2019-11 Coal-fired modern Sikyatki wall plaque

Born in 1987, Bobby Silas was taught potting by a member of the Navasie family.  According to Charles King, Bobby has been potting only four years and is intent on reviving Sikyatki pottery using local clay, tools and variations of the ancient designs.  I believe he is the only potter at Hopi firing with local lignite coal, as was the prehistoric method.

Pot 2019-11 is in the form of a shallow bowl turned upside down and decorated on the convex surface.  The concave side is only roughly smoothed and carries the potter’s signature.  The decorated side was stone polished but striations and some imperfections show.  Both sides are lightly blushed from the outdoor firing.

The central design is a deconstructed bird form with a large curved triangular head.  Painted solid black, this form is inset with an unpainted arrow, presumably representing a mouth, and a large unpainted triangle, representing an eye.  A narrow unpainted band incorporating four parallel lines follows.  This “three-lane highway” then abuts a slightly trapezoidal central body section.  The trapezoid is cut into upper and lower sections by a narrow unpainted band.  Both upper and lower segments are further divided by diagonals with 5 or 6 steps. Thus the central body core has been subdivided into four areas.  Working from the center to the rim these are colored solid red-maroon, unpainted, solid black and unpainted.

Abutting the trapezoid core is a hatchet-shaped form with a short shaft that is the width of the bird’s body and a longer rear-facing head the broadens out to a sloped edge.  As is often true of prehistoric Sikyatki pottery, this form is inconsistently painted with a rusty-red paint, some areas splotchy and some stippled. Two parallel black lines emerge from the top edge of the hatchet head and reach toward the center of the clay disk.  Beneath the crook of the hatchet and parallel to the handle is a wide vertical rectangle painted solid black, its right edge a thin unpainted stripe.

At this point the bird’s body narrows dramatically and becomes more abstracted.  The framing line of the lightly-curved inner edge of the bird continues past the top edge of the hatchet and increases its curl exponentially, ending in a tight open curve.  Along its outer edge is drawn in yellow a distorted version of the first hatchet, this one with a long shaft and ending in a short, upward-pointing head.

To the left of this yellow hatched head is another trapezoid, its narrow base on the framing curve, its wider side reaching for the far edge of the clay disk. The wider portion of this form is cut by two thin, unpainted stripes.  The splotchy rust-red paint colors the base of the trapezoid; the area between the stripes is solid black. Sprouting from the top are two stubby feathers, the rightmost splotchy rust-red and the left yellow.

Orbiting around the central bird are three smaller designs.  Two outside the tail of the bird are open stars, each formed from six small triangles with their points touching.  This motif is commonly woven into Navaho rugs.  In the space between the bird’s head and tail floats a stubby Crusader’s cross painted yellow.
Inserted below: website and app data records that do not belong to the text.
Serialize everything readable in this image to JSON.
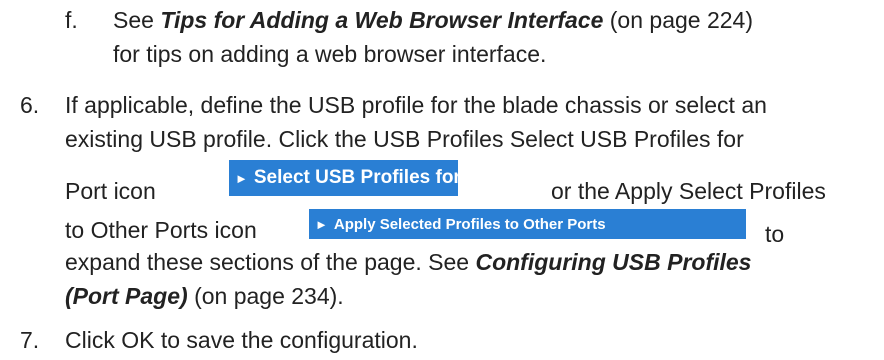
{
  "step_f": {
    "marker": "f.",
    "prefix": "See ",
    "link": "Tips for Adding a Web Browser Interface",
    "suffix": " (on page 224)",
    "line2": "for tips on adding a web browser interface."
  },
  "step_6": {
    "marker": "6.",
    "line1": "If applicable, define the USB profile for the blade chassis or select an",
    "line2": "existing USB profile. Click the USB Profiles Select USB Profiles for",
    "line3a": "Port icon",
    "line3b": "or the Apply Select Profiles",
    "line4a": "to Other Ports icon",
    "line4b": "to",
    "line5a": "expand these sections of the page. See ",
    "link_part1": "Configuring USB Profiles",
    "link_part2": "(Port Page)",
    "line6b": " (on page 234)."
  },
  "buttons": {
    "select_usb": {
      "arrow": "►",
      "label": "Select USB Profiles for Port"
    },
    "apply_selected": {
      "arrow": "►",
      "label": "Apply Selected Profiles to Other Ports"
    }
  },
  "step_7": {
    "marker": "7.",
    "text": "Click OK to save the configuration."
  },
  "colors": {
    "button_blue": "#2a7fd4",
    "text": "#222222"
  }
}
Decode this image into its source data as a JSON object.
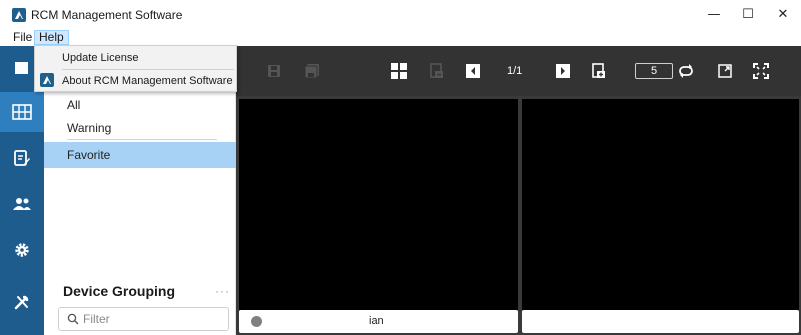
{
  "window": {
    "title": "RCM Management Software",
    "controls": {
      "minimize": "—",
      "maximize": "☐",
      "close": "✕"
    }
  },
  "menubar": {
    "file": "File",
    "help": "Help"
  },
  "help_menu": {
    "items": [
      {
        "label": "Update License"
      },
      {
        "label": "About RCM Management Software"
      }
    ]
  },
  "rail": {
    "items": [
      {
        "icon": "live-view-grid-icon",
        "active": true
      },
      {
        "icon": "edit-notes-icon"
      },
      {
        "icon": "users-icon"
      },
      {
        "icon": "settings-gear-icon"
      },
      {
        "icon": "tools-icon"
      }
    ]
  },
  "panel": {
    "filters": [
      "All",
      "Warning",
      "Favorite"
    ],
    "selected": "Favorite",
    "group_title": "Device Grouping",
    "more": "···",
    "filter_placeholder": "Filter"
  },
  "toolbar": {
    "page": "1/1",
    "count": "5"
  },
  "panes": {
    "left": {
      "device_name": "ian",
      "status_color": "#808080"
    },
    "right": {
      "device_name": ""
    }
  },
  "colors": {
    "rail": "#1e5c8e",
    "rail_active": "#2f7fbf",
    "selected_item": "#a7d2f5",
    "toolbar": "#333333"
  }
}
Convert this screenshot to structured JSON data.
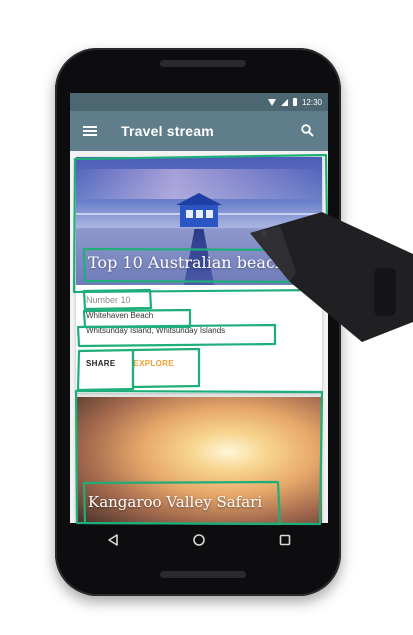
{
  "status_bar": {
    "time": "12:30"
  },
  "app_bar": {
    "title": "Travel stream",
    "menu_icon": "menu-icon",
    "search_icon": "search-icon"
  },
  "cards": [
    {
      "title": "Top 10 Australian beaches",
      "subtitle": "Number 10",
      "line1": "Whitehaven Beach",
      "line2": "Whitsunday Island, Whitsunday Islands",
      "actions": [
        "SHARE",
        "EXPLORE"
      ]
    },
    {
      "title": "Kangaroo Valley Safari"
    }
  ],
  "nav": {
    "back_icon": "back-icon",
    "home_icon": "home-icon",
    "recents_icon": "recents-icon"
  },
  "colors": {
    "app_bar": "#607d8b",
    "status_bar": "#4c6672",
    "explore_accent": "#f0a030",
    "annotation": "#1fae7a"
  }
}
The variation of shape, size and color make this a visually engaging design.  It is innovative yet firmly rooted in pre-European Sikyatki design tradition.  Apparently Bobby Silas is not trying to copy ancient Sikyatki pots but rather uses this heritage as an inspiration and technical guide for creating his own pots.  In this he is like Michael Hawley except that Bobby is working within his own culture.

In 2019, Bobby commented on a website that “i make sikyatki yellow ware (Hopi) third mesa bacavi village”  I assume that this describes the origin of plaque 2019-11.  However, since making this plaque, Bobby has moved to Zuni and apparently given up his efforts to use Hopi clay and fire with coal. His form and design can be rooted in ancient Hopi traditions (see 2020-07 and 2020-08), but he is now living at Zuni, using Zuni clay, and firing in an electric kiln. In 2021, judging from the pottery he sells through Charles King Galleries, he is still at Zuni and making pots that are entirely Zuni in form and design and is firing in an electric kiln..